(Extracted records)
++++++

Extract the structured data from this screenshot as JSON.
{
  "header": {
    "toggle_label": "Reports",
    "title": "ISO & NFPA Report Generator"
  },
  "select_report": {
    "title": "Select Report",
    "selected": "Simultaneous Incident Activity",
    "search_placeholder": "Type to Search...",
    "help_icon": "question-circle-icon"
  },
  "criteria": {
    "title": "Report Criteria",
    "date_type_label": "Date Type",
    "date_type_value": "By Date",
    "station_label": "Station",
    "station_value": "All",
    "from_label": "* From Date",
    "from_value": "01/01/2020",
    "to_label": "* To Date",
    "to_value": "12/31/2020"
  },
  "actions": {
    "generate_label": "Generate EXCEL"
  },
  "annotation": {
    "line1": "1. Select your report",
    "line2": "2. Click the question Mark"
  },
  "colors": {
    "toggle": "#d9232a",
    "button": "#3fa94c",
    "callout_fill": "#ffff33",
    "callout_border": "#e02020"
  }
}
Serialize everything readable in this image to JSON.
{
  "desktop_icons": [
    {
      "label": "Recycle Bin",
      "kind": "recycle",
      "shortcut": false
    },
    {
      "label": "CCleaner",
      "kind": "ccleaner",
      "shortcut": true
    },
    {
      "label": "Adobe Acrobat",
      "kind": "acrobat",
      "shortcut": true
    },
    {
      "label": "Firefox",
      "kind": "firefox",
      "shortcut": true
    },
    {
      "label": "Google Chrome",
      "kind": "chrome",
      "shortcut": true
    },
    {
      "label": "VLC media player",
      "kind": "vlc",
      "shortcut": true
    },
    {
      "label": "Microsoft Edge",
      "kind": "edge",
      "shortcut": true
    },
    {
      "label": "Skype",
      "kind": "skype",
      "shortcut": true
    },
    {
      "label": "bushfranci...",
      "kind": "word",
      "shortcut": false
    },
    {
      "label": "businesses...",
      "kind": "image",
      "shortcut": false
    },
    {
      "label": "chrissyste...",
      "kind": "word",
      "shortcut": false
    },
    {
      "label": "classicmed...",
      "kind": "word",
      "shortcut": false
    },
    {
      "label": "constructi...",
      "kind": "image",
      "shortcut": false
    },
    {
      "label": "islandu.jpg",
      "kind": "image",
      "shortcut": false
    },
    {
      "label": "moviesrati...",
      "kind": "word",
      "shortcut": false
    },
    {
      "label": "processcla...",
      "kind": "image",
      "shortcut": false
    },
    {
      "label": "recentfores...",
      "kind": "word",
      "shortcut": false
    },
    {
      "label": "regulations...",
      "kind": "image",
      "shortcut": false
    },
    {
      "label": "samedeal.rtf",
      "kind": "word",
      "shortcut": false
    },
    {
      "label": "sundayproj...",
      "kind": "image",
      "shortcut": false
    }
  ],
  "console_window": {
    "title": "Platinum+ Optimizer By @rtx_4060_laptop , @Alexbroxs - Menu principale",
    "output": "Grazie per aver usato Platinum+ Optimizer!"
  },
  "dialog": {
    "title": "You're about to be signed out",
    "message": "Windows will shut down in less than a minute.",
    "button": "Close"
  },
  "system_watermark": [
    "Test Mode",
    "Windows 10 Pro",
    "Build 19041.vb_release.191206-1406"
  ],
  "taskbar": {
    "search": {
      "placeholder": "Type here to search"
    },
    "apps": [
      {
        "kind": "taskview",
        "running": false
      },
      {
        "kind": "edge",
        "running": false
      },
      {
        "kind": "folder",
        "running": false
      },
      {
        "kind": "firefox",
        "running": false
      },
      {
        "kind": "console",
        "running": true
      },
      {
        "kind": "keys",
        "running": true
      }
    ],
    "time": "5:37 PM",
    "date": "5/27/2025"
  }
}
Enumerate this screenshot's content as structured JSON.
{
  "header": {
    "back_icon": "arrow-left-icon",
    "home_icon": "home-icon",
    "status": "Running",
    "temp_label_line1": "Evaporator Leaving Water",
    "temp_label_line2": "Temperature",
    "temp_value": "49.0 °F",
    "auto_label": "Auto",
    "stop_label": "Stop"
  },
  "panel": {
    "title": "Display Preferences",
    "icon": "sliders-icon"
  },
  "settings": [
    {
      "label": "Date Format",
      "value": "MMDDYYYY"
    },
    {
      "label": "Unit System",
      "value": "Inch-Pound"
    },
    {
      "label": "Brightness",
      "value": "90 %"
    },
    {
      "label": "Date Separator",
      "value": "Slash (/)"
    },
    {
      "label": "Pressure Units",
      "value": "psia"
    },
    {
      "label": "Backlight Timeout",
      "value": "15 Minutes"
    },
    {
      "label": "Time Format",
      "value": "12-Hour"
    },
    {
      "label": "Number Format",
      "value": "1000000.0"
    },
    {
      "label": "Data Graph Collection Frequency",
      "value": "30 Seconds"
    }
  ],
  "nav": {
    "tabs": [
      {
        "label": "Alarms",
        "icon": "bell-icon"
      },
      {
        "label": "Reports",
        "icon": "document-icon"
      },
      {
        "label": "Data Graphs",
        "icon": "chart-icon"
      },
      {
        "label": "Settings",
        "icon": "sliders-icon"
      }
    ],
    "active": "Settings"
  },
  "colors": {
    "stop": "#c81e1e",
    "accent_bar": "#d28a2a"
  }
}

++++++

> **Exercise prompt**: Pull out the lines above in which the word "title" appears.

> **Exercise response**:
    "title": "ISO & NFPA Report Generator"
    "title": "Select Report",
    "title": "Report Criteria",
    "title": "Platinum+ Optimizer By @rtx_4060_laptop , @Alexbroxs - Menu principale",
    "title": "You're about to be signed out",
    "title": "Display Preferences",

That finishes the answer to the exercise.